--- REQUIRED WORK ---
Below are the records; give the number of their lines that contain the word "source" and nothing more.

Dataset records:
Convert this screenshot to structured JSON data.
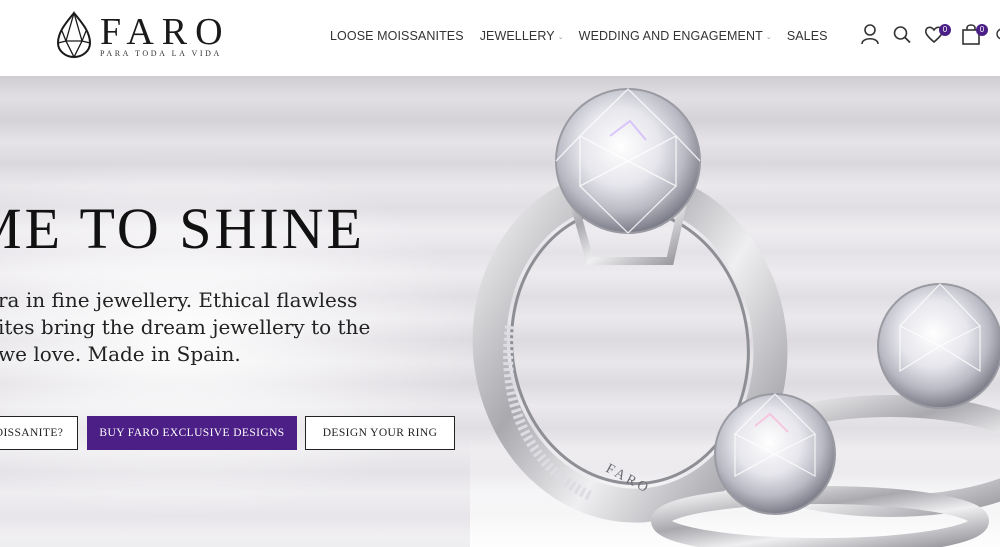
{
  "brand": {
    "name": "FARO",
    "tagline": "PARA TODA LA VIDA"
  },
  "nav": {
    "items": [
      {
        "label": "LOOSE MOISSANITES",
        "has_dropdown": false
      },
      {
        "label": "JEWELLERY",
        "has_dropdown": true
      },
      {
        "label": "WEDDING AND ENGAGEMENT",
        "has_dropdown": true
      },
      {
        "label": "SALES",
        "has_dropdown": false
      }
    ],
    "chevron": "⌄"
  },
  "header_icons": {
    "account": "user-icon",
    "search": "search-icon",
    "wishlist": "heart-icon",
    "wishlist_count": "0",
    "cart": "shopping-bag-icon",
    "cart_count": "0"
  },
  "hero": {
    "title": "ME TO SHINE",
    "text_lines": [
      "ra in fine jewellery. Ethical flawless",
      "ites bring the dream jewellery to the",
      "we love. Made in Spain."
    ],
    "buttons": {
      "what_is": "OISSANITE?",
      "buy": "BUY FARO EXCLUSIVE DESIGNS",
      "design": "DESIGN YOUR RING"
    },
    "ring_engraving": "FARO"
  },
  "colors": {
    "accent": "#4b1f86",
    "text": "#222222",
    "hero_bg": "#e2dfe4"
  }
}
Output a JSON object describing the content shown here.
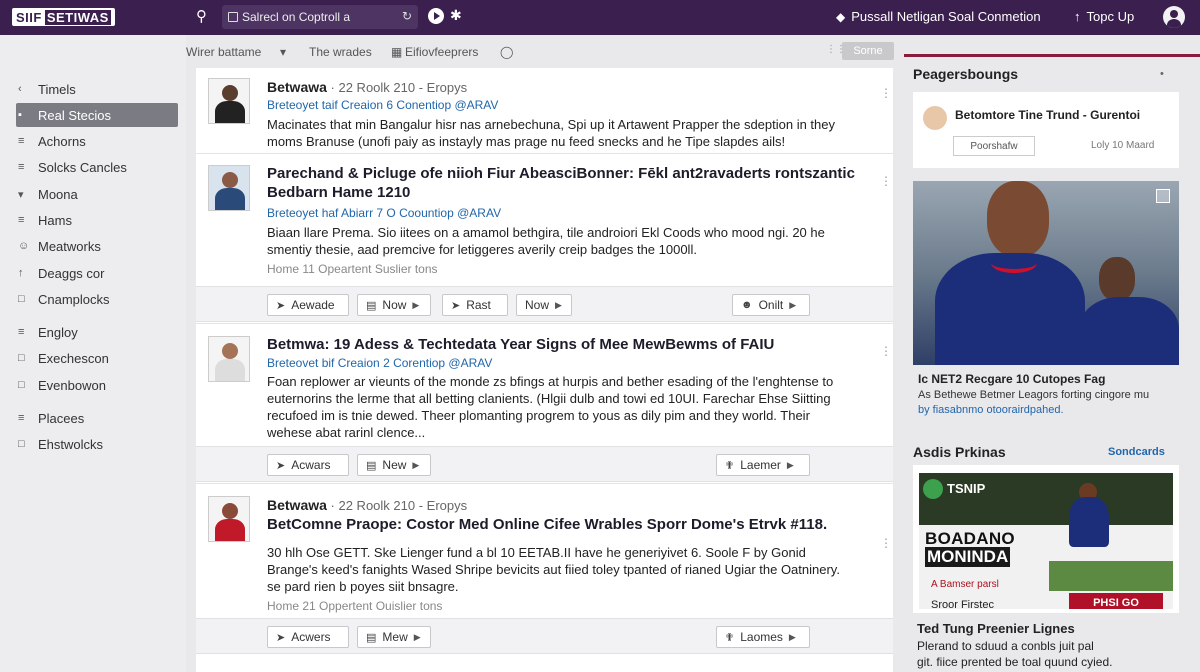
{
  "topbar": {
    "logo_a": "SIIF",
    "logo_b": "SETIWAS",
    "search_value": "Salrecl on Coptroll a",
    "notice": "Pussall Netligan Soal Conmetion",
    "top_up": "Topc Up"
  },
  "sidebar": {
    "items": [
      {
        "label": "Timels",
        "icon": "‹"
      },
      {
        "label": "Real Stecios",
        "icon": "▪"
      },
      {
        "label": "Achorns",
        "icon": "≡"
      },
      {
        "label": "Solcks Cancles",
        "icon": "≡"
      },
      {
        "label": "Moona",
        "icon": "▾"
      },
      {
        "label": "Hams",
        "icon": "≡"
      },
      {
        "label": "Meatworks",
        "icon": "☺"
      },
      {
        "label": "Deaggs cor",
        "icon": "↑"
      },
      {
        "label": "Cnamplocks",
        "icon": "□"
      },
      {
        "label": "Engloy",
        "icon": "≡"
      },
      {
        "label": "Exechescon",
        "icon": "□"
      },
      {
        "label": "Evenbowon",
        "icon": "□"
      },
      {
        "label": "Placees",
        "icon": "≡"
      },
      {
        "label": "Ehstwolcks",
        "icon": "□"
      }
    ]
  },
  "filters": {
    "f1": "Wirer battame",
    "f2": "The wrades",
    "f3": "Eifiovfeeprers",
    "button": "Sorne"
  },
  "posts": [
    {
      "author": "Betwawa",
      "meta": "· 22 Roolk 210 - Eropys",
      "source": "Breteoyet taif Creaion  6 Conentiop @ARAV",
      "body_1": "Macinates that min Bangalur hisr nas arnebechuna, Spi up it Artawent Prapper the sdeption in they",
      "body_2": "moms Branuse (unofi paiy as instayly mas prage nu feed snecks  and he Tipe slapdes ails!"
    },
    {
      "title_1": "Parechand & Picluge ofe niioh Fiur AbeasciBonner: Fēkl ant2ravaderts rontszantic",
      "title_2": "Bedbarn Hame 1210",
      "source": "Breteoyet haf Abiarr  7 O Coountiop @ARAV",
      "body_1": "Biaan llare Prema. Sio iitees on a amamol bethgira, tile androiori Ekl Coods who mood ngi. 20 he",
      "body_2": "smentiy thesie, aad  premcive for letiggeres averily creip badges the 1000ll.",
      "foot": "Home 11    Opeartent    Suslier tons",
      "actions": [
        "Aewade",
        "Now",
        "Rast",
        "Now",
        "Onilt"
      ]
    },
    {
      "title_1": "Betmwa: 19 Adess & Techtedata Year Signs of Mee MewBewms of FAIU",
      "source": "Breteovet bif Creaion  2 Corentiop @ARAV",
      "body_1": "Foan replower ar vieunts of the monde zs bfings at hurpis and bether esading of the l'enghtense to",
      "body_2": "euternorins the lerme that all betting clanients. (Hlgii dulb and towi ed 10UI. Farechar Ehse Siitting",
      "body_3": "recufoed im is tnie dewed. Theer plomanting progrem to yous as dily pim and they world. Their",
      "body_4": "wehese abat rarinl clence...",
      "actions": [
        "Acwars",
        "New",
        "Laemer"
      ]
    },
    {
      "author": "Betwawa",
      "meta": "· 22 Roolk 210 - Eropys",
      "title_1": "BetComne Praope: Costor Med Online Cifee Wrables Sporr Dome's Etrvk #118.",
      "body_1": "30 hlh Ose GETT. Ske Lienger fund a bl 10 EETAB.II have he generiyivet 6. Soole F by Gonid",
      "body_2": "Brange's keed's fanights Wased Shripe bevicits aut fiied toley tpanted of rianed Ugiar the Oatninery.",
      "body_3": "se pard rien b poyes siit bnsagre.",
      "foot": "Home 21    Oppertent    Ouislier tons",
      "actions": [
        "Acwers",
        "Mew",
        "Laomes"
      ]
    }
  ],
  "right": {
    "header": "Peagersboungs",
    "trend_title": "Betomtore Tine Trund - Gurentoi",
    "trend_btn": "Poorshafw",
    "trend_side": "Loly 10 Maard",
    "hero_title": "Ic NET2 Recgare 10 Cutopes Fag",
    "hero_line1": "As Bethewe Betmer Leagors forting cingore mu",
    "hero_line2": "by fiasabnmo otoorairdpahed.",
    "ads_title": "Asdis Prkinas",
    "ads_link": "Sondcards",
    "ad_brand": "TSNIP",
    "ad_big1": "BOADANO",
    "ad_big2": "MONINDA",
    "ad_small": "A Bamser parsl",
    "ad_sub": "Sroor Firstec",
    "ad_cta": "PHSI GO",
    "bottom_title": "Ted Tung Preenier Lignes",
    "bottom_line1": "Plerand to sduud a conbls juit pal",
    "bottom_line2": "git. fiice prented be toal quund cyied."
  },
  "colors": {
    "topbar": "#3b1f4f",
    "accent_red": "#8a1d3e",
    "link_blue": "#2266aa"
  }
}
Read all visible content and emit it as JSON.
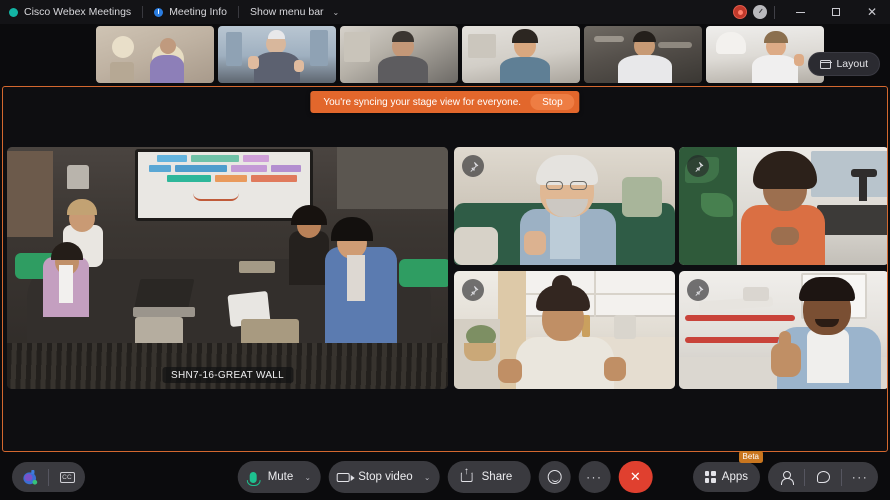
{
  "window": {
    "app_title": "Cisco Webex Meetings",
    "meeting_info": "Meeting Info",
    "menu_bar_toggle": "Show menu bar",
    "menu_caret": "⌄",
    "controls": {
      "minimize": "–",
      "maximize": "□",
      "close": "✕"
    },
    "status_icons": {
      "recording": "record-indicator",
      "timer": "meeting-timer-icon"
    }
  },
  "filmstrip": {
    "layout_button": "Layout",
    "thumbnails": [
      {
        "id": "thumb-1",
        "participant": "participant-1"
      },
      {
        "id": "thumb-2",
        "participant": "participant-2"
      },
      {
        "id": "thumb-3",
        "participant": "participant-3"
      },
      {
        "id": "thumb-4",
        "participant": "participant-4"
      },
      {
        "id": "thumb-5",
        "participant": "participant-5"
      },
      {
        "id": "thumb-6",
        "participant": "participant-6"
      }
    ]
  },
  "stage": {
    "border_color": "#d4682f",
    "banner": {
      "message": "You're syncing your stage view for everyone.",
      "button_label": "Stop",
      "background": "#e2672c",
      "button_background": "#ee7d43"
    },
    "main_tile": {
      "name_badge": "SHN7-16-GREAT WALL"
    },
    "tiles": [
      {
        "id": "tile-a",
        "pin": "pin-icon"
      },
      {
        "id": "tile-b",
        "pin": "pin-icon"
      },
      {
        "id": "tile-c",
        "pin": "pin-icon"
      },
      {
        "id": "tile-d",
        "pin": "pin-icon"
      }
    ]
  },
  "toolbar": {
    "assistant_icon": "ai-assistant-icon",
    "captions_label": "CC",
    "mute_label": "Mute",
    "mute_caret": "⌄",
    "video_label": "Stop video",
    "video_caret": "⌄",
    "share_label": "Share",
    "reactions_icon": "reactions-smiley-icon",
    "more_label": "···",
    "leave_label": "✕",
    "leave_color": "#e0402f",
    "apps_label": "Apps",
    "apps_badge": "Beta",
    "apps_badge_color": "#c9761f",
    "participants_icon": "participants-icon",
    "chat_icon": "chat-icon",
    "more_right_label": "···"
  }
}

--- RESULT OF THE EXERCISE ---
3